◆ Brief:
Whenever a line in the data below includes the string "House", copy it out.

◆ Records supplied:
=======
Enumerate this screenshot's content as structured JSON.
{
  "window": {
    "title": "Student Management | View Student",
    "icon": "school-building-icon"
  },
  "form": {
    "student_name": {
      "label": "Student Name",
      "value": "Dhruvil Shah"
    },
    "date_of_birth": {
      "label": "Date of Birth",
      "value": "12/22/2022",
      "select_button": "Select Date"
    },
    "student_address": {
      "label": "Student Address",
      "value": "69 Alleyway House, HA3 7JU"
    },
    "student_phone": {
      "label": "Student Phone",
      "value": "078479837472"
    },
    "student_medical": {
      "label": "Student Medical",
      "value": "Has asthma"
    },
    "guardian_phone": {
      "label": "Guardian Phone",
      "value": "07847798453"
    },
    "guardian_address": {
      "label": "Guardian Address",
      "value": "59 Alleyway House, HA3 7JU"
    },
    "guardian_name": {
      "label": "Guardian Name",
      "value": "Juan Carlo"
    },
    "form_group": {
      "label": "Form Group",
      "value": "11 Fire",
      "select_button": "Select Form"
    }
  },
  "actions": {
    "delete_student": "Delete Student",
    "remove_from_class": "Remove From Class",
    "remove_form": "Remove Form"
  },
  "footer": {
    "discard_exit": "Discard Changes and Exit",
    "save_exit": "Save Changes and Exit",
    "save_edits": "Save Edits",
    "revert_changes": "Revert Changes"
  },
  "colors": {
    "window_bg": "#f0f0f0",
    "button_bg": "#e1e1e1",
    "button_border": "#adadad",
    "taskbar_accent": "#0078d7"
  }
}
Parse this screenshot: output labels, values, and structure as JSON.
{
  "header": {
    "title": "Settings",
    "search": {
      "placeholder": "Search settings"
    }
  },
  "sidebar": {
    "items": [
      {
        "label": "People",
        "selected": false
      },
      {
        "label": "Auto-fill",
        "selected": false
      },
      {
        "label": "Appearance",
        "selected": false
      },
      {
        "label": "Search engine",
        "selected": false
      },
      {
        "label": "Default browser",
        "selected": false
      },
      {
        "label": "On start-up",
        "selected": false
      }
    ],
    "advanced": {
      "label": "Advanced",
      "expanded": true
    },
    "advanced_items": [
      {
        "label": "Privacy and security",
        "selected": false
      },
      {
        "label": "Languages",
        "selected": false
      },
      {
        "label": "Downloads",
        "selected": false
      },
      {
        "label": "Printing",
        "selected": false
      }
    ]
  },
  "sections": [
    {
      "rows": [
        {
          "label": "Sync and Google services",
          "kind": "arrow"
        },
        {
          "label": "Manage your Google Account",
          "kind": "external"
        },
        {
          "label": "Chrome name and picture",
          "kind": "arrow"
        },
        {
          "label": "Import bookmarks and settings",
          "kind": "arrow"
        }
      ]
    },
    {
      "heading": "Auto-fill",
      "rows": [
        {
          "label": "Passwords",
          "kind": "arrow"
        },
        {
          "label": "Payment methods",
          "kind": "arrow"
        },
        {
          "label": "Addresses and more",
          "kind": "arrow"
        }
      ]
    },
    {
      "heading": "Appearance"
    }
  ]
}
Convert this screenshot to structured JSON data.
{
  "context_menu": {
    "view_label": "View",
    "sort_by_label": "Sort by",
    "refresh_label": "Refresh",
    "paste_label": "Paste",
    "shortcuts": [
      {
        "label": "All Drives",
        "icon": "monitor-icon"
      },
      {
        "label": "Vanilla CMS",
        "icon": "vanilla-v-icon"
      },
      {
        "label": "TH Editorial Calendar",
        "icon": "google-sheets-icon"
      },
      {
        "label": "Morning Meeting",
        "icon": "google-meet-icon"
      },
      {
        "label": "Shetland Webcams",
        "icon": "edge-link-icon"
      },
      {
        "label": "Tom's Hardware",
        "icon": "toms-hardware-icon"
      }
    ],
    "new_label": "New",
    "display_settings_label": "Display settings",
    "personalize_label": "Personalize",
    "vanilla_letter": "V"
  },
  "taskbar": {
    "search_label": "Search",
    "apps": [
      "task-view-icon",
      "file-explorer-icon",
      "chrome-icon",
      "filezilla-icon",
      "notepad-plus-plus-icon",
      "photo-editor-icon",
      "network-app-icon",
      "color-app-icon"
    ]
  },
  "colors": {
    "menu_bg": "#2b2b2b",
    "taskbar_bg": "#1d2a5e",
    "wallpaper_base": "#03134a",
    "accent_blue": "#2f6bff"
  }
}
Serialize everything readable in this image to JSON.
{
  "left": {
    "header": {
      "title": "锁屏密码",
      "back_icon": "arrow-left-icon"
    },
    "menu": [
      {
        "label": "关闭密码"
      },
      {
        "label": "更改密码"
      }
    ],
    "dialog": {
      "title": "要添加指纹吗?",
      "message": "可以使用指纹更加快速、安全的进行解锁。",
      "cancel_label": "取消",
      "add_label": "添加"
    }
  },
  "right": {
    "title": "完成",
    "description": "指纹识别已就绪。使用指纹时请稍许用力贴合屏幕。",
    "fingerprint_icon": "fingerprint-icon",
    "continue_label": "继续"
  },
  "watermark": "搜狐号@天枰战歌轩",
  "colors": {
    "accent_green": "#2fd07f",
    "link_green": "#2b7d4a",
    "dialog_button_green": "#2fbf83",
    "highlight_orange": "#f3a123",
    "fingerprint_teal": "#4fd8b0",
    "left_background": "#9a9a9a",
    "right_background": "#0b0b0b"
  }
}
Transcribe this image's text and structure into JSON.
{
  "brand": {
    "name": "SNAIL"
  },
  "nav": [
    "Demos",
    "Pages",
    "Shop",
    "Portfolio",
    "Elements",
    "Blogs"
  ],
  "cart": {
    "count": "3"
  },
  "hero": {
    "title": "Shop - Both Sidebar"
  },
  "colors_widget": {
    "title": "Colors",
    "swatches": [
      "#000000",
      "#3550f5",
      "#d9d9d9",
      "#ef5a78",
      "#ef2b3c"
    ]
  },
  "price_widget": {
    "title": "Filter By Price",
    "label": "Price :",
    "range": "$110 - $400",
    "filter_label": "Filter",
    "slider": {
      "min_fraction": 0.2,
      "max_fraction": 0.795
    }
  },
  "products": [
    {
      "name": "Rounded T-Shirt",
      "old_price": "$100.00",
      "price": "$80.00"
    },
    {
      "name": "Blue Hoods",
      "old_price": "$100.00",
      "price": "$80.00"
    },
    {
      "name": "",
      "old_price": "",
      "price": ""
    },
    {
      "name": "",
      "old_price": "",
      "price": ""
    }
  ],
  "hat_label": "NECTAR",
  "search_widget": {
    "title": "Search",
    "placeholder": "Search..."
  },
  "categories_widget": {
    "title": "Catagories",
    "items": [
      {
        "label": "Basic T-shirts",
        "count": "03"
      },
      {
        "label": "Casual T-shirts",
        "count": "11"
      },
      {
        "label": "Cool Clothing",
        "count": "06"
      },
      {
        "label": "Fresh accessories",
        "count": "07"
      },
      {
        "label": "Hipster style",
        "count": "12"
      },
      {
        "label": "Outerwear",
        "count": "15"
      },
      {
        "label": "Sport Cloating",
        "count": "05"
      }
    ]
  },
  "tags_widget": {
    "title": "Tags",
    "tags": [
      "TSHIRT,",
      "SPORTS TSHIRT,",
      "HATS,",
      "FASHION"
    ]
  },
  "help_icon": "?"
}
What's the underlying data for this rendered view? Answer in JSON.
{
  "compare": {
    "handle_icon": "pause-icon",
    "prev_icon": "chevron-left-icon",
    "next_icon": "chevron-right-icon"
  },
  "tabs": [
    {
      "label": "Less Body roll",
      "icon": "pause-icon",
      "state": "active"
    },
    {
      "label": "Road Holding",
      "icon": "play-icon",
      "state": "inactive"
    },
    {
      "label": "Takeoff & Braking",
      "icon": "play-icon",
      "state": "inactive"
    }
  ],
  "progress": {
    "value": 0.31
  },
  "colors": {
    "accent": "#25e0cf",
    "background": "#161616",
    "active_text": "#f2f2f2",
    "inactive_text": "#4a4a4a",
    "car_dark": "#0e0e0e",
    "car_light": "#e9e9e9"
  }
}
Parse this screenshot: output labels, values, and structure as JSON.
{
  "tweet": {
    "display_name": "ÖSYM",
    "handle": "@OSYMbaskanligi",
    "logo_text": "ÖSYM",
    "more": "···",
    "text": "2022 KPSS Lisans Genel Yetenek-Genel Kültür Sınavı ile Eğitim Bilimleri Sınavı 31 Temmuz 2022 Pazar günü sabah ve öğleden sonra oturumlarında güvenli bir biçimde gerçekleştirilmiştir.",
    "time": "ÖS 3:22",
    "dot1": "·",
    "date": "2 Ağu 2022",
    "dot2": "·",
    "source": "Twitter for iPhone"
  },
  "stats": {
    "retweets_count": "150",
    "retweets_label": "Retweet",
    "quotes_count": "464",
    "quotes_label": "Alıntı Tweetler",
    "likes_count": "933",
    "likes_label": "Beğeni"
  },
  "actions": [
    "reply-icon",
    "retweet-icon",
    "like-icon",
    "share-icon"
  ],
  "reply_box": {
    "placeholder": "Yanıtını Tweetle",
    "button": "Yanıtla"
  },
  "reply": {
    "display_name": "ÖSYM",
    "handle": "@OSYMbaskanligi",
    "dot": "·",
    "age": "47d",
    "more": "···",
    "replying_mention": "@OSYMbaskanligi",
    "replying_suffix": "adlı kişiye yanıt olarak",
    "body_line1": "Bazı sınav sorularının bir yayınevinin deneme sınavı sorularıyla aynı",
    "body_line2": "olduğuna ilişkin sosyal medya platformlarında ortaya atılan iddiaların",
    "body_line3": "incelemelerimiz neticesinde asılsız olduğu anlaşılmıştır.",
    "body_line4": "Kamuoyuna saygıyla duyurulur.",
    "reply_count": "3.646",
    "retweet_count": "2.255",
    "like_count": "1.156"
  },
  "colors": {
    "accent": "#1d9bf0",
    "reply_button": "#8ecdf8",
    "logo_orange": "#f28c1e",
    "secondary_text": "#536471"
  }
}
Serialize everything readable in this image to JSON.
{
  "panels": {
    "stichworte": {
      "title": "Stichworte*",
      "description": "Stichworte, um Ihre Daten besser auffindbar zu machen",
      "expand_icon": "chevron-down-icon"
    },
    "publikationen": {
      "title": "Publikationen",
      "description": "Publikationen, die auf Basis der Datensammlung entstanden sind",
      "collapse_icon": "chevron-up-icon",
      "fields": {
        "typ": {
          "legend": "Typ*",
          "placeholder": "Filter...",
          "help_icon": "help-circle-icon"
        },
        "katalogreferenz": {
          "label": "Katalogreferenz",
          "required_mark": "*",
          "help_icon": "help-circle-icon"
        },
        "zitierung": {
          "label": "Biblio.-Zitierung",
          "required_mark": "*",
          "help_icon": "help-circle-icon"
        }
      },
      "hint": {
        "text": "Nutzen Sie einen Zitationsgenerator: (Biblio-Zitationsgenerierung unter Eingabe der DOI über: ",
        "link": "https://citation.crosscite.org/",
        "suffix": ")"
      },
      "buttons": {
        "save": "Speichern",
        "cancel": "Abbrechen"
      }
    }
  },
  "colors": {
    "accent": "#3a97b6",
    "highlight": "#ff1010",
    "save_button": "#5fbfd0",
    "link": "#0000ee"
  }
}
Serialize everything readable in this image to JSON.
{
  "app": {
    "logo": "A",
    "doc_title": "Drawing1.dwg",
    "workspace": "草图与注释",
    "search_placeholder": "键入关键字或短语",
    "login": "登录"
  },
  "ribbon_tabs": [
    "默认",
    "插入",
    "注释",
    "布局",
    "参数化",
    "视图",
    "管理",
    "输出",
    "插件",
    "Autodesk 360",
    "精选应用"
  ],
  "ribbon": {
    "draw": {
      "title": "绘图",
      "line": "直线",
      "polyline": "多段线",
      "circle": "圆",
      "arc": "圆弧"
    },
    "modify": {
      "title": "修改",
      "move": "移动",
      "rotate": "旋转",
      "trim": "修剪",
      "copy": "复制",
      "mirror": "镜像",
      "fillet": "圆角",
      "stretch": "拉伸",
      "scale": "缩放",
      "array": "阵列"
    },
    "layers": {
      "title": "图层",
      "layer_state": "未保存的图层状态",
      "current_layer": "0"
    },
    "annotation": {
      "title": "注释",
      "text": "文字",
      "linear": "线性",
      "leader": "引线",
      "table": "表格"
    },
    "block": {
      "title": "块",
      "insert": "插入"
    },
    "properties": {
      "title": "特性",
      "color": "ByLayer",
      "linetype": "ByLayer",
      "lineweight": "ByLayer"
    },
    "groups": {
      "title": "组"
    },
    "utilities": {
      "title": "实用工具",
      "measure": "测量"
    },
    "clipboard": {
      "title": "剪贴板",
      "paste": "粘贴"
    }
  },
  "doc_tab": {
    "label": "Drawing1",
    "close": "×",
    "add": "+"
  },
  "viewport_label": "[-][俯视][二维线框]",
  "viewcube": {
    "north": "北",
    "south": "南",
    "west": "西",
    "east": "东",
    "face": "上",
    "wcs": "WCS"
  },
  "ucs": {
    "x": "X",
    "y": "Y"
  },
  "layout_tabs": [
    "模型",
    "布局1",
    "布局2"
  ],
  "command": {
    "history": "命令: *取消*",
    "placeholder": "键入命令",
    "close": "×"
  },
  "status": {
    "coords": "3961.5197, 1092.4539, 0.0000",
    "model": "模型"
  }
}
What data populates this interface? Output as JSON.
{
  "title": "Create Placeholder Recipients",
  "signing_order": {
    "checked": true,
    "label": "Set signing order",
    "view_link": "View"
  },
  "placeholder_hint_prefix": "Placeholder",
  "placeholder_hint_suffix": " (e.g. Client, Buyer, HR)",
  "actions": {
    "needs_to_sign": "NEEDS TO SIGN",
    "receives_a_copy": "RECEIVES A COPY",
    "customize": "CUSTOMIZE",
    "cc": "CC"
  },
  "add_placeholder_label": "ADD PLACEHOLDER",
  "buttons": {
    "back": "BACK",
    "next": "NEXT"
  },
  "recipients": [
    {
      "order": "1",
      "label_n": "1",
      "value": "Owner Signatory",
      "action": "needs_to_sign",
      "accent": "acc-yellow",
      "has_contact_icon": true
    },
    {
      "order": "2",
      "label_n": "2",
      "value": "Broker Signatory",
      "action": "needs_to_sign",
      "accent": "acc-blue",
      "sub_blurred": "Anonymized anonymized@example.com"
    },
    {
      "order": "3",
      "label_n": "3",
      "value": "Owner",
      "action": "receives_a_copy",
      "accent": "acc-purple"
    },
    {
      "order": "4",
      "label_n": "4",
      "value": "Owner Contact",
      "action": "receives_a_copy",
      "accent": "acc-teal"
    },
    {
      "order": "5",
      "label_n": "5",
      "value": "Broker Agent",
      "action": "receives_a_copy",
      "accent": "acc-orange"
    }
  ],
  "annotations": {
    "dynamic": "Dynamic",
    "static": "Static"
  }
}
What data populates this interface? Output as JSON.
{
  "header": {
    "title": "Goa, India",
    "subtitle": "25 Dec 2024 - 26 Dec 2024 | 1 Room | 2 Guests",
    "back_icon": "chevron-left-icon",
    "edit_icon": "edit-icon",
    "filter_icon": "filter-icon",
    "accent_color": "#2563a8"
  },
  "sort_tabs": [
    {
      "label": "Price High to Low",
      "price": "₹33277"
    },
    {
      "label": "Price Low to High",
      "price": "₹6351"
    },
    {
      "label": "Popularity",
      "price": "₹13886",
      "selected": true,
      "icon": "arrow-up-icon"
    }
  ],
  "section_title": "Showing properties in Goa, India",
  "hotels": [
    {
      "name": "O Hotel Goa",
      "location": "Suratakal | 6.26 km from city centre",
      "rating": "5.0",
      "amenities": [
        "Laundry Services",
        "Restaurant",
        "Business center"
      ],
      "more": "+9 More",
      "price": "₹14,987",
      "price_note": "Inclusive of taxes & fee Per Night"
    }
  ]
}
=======
◆ Completed exercise:
      "value": "69 Alleyway House, HA3 7JU"
      "value": "59 Alleyway House, HA3 7JU"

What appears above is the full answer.